This law, when applied to photography, is used to determine “Light Fall Off”. When using artificial lights (flashes, studio lights, continuous lights, etc.), understanding light fall off gives a photographer greater understanding of light, and how it will fall upon our subjects and backgrounds. Very simply, light fall off – or drop in intensity of light – is huge over initial distances. For example, the change between 1-foot and 2-feet. When you apply the formula, it becomes easier to calculate how much light power must be pumped out in order to get a decent exposure. (REFERENCE)

But the Inverse Square Law is much more than figuring out the light power necessary to get the right exposure. It also helps photographers control the look and feel of the light applied.

Are you after contrasty light or soft light on the subject? The closer a light is to the subject, the more contrasty the light will be, creating sharp bright highlights and deep dark shadows. The further a light is to the subject, the softer the light will fall, creating more even tones and gradations between highlights and shadows.

Are you after a darker background / backdrop, or a lighter background / backdrop (within a controlled environment)? A single light close to a subject will result in a brighter subject with a darker background as compared to a single light further away from a subject, in which case, the light fall on the subject will be lessened, but the background will appear brighter.

Math found in Day to Day Business

As with any profession, there is math in the every day routine. From writing proposals and paying taxes to determining what time I have to leave the house be set-up on time at a client’s office. Math even comes into play during my annual goal setting.

And let’s get real… most of the math we do as adults is adding, subtracting, dividing, and multiplying.
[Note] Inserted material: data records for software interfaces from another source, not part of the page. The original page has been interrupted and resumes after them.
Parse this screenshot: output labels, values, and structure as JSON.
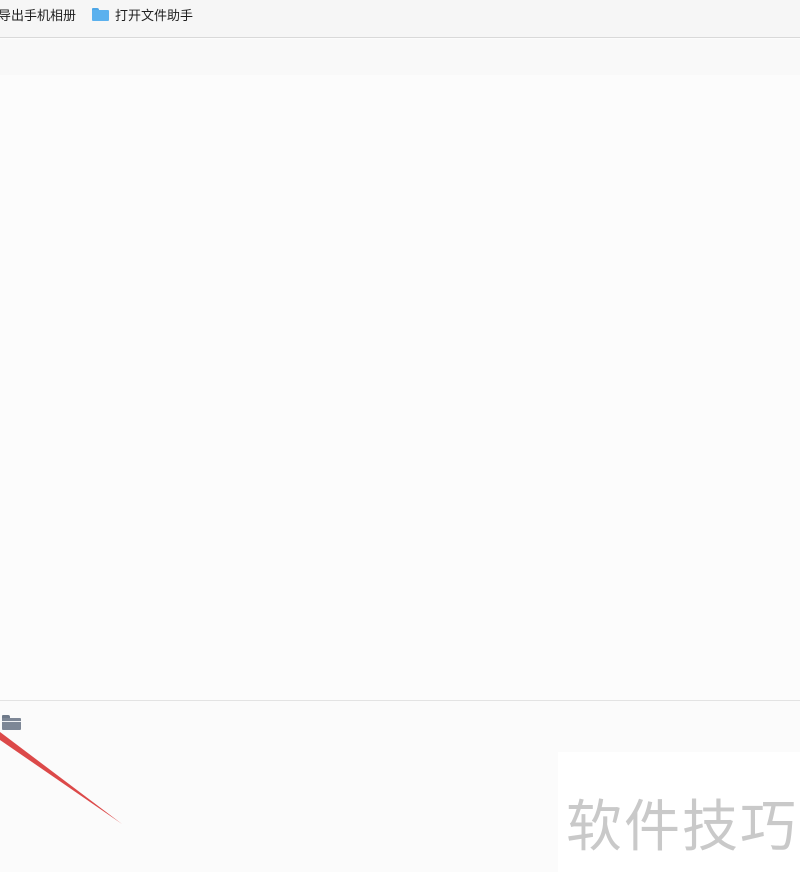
{
  "toolbar": {
    "export_label": "导出手机相册",
    "open_label": "打开文件助手"
  },
  "icons": {
    "open_icon": "folder-icon",
    "file_icon": "folder-icon"
  },
  "colors": {
    "folder_blue": "#5bb1ee",
    "arrow_red": "#d93a3a"
  },
  "watermark": {
    "text": "软件技巧"
  }
}
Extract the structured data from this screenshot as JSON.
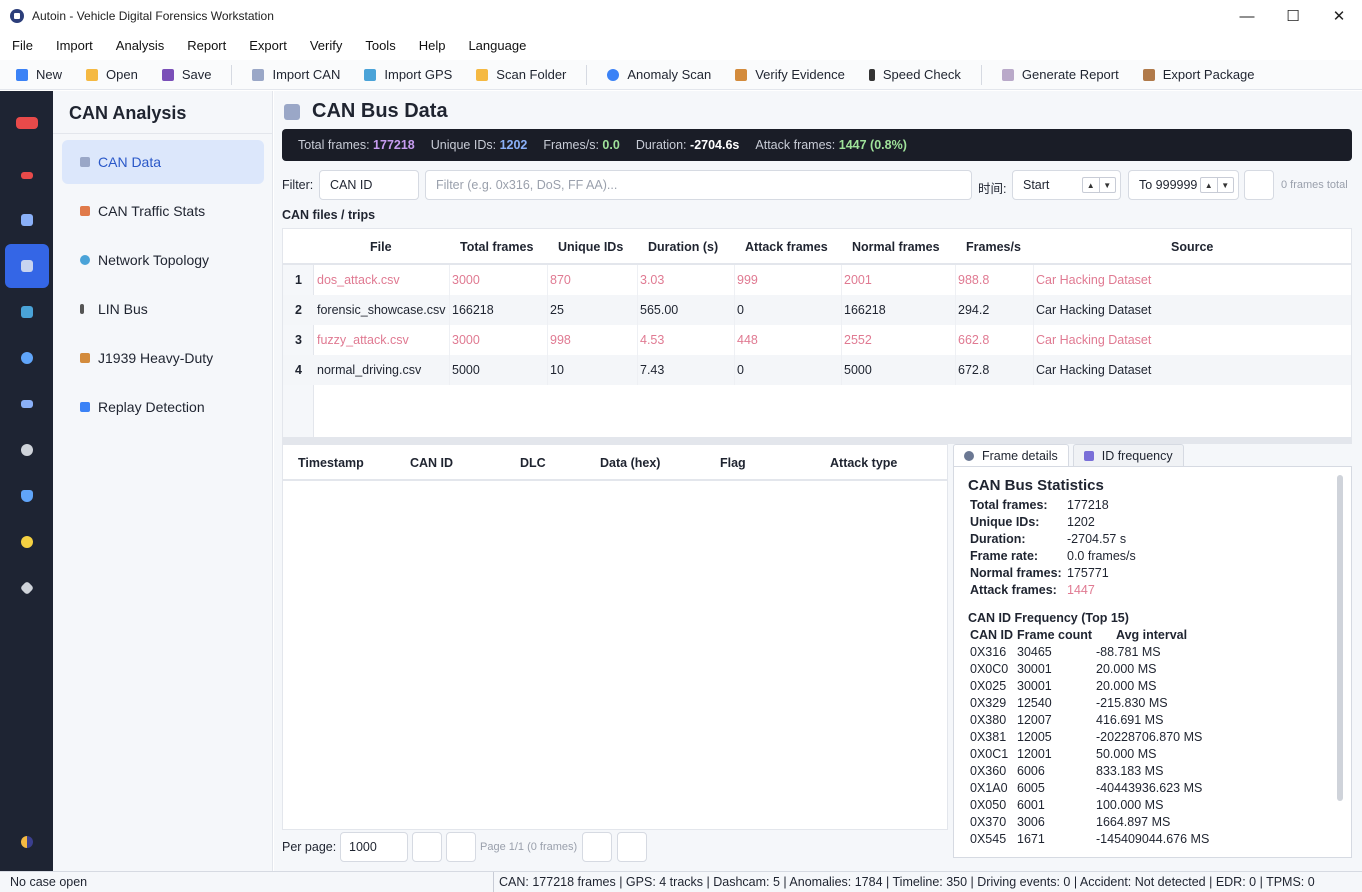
{
  "window": {
    "title": "Autoin - Vehicle Digital Forensics Workstation",
    "controls": [
      "—",
      "☐",
      "✕"
    ]
  },
  "menu": [
    "File",
    "Import",
    "Analysis",
    "Report",
    "Export",
    "Verify",
    "Tools",
    "Help",
    "Language"
  ],
  "toolbar": {
    "groups": [
      [
        {
          "label": "New",
          "icon": "new-icon",
          "color": "#3b82f6"
        },
        {
          "label": "Open",
          "icon": "folder-icon",
          "color": "#f5b942"
        },
        {
          "label": "Save",
          "icon": "save-icon",
          "color": "#7a4fb8"
        }
      ],
      [
        {
          "label": "Import CAN",
          "icon": "plug-icon",
          "color": "#9aa7c7"
        },
        {
          "label": "Import GPS",
          "icon": "map-icon",
          "color": "#4aa3d8"
        },
        {
          "label": "Scan Folder",
          "icon": "folder-icon",
          "color": "#f5b942"
        }
      ],
      [
        {
          "label": "Anomaly Scan",
          "icon": "magnifier-icon",
          "color": "#3b82f6"
        },
        {
          "label": "Verify Evidence",
          "icon": "box-icon",
          "color": "#d38b3c"
        },
        {
          "label": "Speed Check",
          "icon": "traffic-light-icon",
          "color": "#333333"
        }
      ],
      [
        {
          "label": "Generate Report",
          "icon": "report-icon",
          "color": "#b9a9c9"
        },
        {
          "label": "Export Package",
          "icon": "package-icon",
          "color": "#b07a4a"
        }
      ]
    ]
  },
  "rail": [
    {
      "icon": "car-red-icon",
      "color": "#e84a4a"
    },
    {
      "icon": "car-icon",
      "color": "#e84a4a"
    },
    {
      "icon": "camera-icon",
      "color": "#8ab0f8"
    },
    {
      "icon": "plug-icon",
      "color": "#c8d4f0",
      "active": true
    },
    {
      "icon": "map-icon",
      "color": "#4aa3d8"
    },
    {
      "icon": "search-icon",
      "color": "#60a5fa"
    },
    {
      "icon": "crash-icon",
      "color": "#8ab0f8"
    },
    {
      "icon": "gear-icon",
      "color": "#cfd3da"
    },
    {
      "icon": "shield-icon",
      "color": "#60a5fa"
    },
    {
      "icon": "bulb-icon",
      "color": "#f5d142"
    },
    {
      "icon": "wrench-icon",
      "color": "#cfd3da"
    },
    {
      "icon": "theme-icon",
      "color": "#f5b942"
    }
  ],
  "nav": {
    "title": "CAN Analysis",
    "items": [
      {
        "label": "CAN Data",
        "icon": "plug-icon",
        "color": "#9aa7c7",
        "active": true
      },
      {
        "label": "CAN Traffic Stats",
        "icon": "chart-icon",
        "color": "#e07a4a"
      },
      {
        "label": "Network Topology",
        "icon": "globe-icon",
        "color": "#4aa3d8"
      },
      {
        "label": "LIN Bus",
        "icon": "pin-icon",
        "color": "#555555"
      },
      {
        "label": "J1939 Heavy-Duty",
        "icon": "truck-icon",
        "color": "#d38b3c"
      },
      {
        "label": "Replay Detection",
        "icon": "replay-icon",
        "color": "#3b82f6"
      }
    ]
  },
  "main": {
    "title": "CAN Bus Data",
    "stats": {
      "total_label": "Total frames:",
      "total": "177218",
      "unique_label": "Unique IDs:",
      "unique": "1202",
      "fps_label": "Frames/s:",
      "fps": "0.0",
      "duration_label": "Duration:",
      "duration": "-2704.6s",
      "attack_label": "Attack frames:",
      "attack": "1447 (0.8%)"
    },
    "filter": {
      "label": "Filter:",
      "field": "CAN ID",
      "placeholder": "Filter (e.g. 0x316, DoS, FF AA)...",
      "time_label": "时间:",
      "start": "Start",
      "end": "To 999999",
      "count": "0 frames total"
    },
    "files_label": "CAN files / trips",
    "files": {
      "columns": [
        "File",
        "Total frames",
        "Unique IDs",
        "Duration (s)",
        "Attack frames",
        "Normal frames",
        "Frames/s",
        "Source"
      ],
      "rows": [
        {
          "num": "1",
          "cells": [
            "dos_attack.csv",
            "3000",
            "870",
            "3.03",
            "999",
            "2001",
            "988.8",
            "Car Hacking Dataset"
          ],
          "attack": true
        },
        {
          "num": "2",
          "cells": [
            "forensic_showcase.csv",
            "166218",
            "25",
            "565.00",
            "0",
            "166218",
            "294.2",
            "Car Hacking Dataset"
          ],
          "attack": false
        },
        {
          "num": "3",
          "cells": [
            "fuzzy_attack.csv",
            "3000",
            "998",
            "4.53",
            "448",
            "2552",
            "662.8",
            "Car Hacking Dataset"
          ],
          "attack": true
        },
        {
          "num": "4",
          "cells": [
            "normal_driving.csv",
            "5000",
            "10",
            "7.43",
            "0",
            "5000",
            "672.8",
            "Car Hacking Dataset"
          ],
          "attack": false
        }
      ]
    },
    "frames": {
      "columns": [
        "Timestamp",
        "CAN ID",
        "DLC",
        "Data (hex)",
        "Flag",
        "Attack type"
      ]
    },
    "pager": {
      "label": "Per page:",
      "value": "1000",
      "info": "Page 1/1 (0 frames)"
    },
    "details": {
      "tabs": [
        {
          "label": "Frame details",
          "icon": "search-icon",
          "active": true
        },
        {
          "label": "ID frequency",
          "icon": "chart-icon",
          "active": false
        }
      ],
      "title": "CAN Bus Statistics",
      "stats": [
        {
          "k": "Total frames:",
          "v": "177218"
        },
        {
          "k": "Unique IDs:",
          "v": "1202"
        },
        {
          "k": "Duration:",
          "v": "-2704.57 s"
        },
        {
          "k": "Frame rate:",
          "v": "0.0 frames/s"
        },
        {
          "k": "Normal frames:",
          "v": "175771"
        },
        {
          "k": "Attack frames:",
          "v": "1447",
          "attack": true
        }
      ],
      "freq_title": "CAN ID Frequency (Top 15)",
      "freq_columns": [
        "CAN ID",
        "Frame count",
        "Avg interval"
      ],
      "freq_rows": [
        [
          "0X316",
          "30465",
          "-88.781 MS"
        ],
        [
          "0X0C0",
          "30001",
          "20.000 MS"
        ],
        [
          "0X025",
          "30001",
          "20.000 MS"
        ],
        [
          "0X329",
          "12540",
          "-215.830 MS"
        ],
        [
          "0X380",
          "12007",
          "416.691 MS"
        ],
        [
          "0X381",
          "12005",
          "-20228706.870 MS"
        ],
        [
          "0X0C1",
          "12001",
          "50.000 MS"
        ],
        [
          "0X360",
          "6006",
          "833.183 MS"
        ],
        [
          "0X1A0",
          "6005",
          "-40443936.623 MS"
        ],
        [
          "0X050",
          "6001",
          "100.000 MS"
        ],
        [
          "0X370",
          "3006",
          "1664.897 MS"
        ],
        [
          "0X545",
          "1671",
          "-145409044.676 MS"
        ]
      ]
    }
  },
  "status": {
    "left": "No case open",
    "right": "CAN: 177218 frames | GPS: 4 tracks | Dashcam: 5 | Anomalies: 1784 | Timeline: 350 | Driving events: 0 | Accident: Not detected | EDR: 0 | TPMS: 0"
  }
}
We have memorized a great variety of simple mathematics because we practiced it so much over the years. I don’t have to pull out a pencil and paper (or my smartphone calculator) to feel confident in my answer (most of the time). Remind your kids that practicing math will make the rest of their lives easier, both professional and personal.

Next time you do just about anything, consider the breadth of math involved, and thank your Math Teachers for their dedication and hard work!

How Mathematics Play an Important Role in Photography | by Kelly Heck Photography


The Golden Mean And The Rule Of Thirds

Peter Hurley Explains How the Inverse Square Law Applies to Photography


Photography is Curiosity, Creativity, Math, Science and Imagination